▶ **What needs to be done**
Give every line of the data again, exactly as it is written.
-- Provided records follows --
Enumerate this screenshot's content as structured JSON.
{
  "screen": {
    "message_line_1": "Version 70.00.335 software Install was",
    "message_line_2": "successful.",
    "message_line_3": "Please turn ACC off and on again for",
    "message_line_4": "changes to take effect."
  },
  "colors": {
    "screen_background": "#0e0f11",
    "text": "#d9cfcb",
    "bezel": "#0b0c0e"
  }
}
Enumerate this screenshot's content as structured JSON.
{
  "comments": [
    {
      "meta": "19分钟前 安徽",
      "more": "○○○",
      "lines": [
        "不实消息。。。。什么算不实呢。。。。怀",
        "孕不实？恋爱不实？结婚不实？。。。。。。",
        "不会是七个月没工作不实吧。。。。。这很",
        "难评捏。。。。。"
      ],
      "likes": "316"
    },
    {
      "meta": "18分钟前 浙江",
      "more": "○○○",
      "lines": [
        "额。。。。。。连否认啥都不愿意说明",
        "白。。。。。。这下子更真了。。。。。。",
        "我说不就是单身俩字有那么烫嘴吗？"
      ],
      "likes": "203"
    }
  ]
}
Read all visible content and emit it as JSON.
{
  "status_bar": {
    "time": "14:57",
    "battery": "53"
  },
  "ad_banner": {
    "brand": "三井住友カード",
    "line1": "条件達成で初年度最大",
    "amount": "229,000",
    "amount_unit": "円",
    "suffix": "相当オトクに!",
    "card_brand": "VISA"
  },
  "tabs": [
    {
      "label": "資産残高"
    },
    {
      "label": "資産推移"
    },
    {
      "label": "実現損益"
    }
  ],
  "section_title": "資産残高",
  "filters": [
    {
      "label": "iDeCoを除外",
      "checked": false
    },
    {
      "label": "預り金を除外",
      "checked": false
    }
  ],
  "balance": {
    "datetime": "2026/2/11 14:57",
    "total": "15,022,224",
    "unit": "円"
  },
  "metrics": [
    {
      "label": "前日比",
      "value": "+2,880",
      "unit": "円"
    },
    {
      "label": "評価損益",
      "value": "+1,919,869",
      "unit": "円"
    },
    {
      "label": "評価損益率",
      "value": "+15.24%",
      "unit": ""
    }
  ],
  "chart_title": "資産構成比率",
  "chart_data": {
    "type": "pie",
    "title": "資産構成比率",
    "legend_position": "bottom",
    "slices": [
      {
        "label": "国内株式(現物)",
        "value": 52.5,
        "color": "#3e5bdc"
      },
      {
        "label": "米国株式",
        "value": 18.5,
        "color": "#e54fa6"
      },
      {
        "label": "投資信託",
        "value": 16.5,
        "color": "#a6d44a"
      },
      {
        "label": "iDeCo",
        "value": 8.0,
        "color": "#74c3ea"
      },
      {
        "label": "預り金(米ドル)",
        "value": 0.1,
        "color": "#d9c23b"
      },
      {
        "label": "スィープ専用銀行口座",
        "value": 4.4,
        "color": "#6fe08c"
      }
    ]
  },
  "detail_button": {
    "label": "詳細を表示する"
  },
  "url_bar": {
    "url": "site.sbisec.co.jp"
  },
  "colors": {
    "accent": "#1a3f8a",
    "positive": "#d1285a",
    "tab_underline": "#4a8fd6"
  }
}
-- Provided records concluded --
▶ **Exercise result**
Enumerate this screenshot's content as structured JSON.
{
  "screen": {
    "message_line_1": "Version 70.00.335 software Install was",
    "message_line_2": "successful.",
    "message_line_3": "Please turn ACC off and on again for",
    "message_line_4": "changes to take effect."
  },
  "colors": {
    "screen_background": "#0e0f11",
    "text": "#d9cfcb",
    "bezel": "#0b0c0e"
  }
}
Enumerate this screenshot's content as structured JSON.
{
  "comments": [
    {
      "meta": "19分钟前 安徽",
      "more": "○○○",
      "lines": [
        "不实消息。。。。什么算不实呢。。。。怀",
        "孕不实？恋爱不实？结婚不实？。。。。。。",
        "不会是七个月没工作不实吧。。。。。这很",
        "难评捏。。。。。"
      ],
      "likes": "316"
    },
    {
      "meta": "18分钟前 浙江",
      "more": "○○○",
      "lines": [
        "额。。。。。。连否认啥都不愿意说明",
        "白。。。。。。这下子更真了。。。。。。",
        "我说不就是单身俩字有那么烫嘴吗？"
      ],
      "likes": "203"
    }
  ]
}
Read all visible content and emit it as JSON.
{
  "status_bar": {
    "time": "14:57",
    "battery": "53"
  },
  "ad_banner": {
    "brand": "三井住友カード",
    "line1": "条件達成で初年度最大",
    "amount": "229,000",
    "amount_unit": "円",
    "suffix": "相当オトクに!",
    "card_brand": "VISA"
  },
  "tabs": [
    {
      "label": "資産残高"
    },
    {
      "label": "資産推移"
    },
    {
      "label": "実現損益"
    }
  ],
  "section_title": "資産残高",
  "filters": [
    {
      "label": "iDeCoを除外",
      "checked": false
    },
    {
      "label": "預り金を除外",
      "checked": false
    }
  ],
  "balance": {
    "datetime": "2026/2/11 14:57",
    "total": "15,022,224",
    "unit": "円"
  },
  "metrics": [
    {
      "label": "前日比",
      "value": "+2,880",
      "unit": "円"
    },
    {
      "label": "評価損益",
      "value": "+1,919,869",
      "unit": "円"
    },
    {
      "label": "評価損益率",
      "value": "+15.24%",
      "unit": ""
    }
  ],
  "chart_title": "資産構成比率",
  "chart_data": {
    "type": "pie",
    "title": "資産構成比率",
    "legend_position": "bottom",
    "slices": [
      {
        "label": "国内株式(現物)",
        "value": 52.5,
        "color": "#3e5bdc"
      },
      {
        "label": "米国株式",
        "value": 18.5,
        "color": "#e54fa6"
      },
      {
        "label": "投資信託",
        "value": 16.5,
        "color": "#a6d44a"
      },
      {
        "label": "iDeCo",
        "value": 8.0,
        "color": "#74c3ea"
      },
      {
        "label": "預り金(米ドル)",
        "value": 0.1,
        "color": "#d9c23b"
      },
      {
        "label": "スィープ専用銀行口座",
        "value": 4.4,
        "color": "#6fe08c"
      }
    ]
  },
  "detail_button": {
    "label": "詳細を表示する"
  },
  "url_bar": {
    "url": "site.sbisec.co.jp"
  },
  "colors": {
    "accent": "#1a3f8a",
    "positive": "#d1285a",
    "tab_underline": "#4a8fd6"
  }
}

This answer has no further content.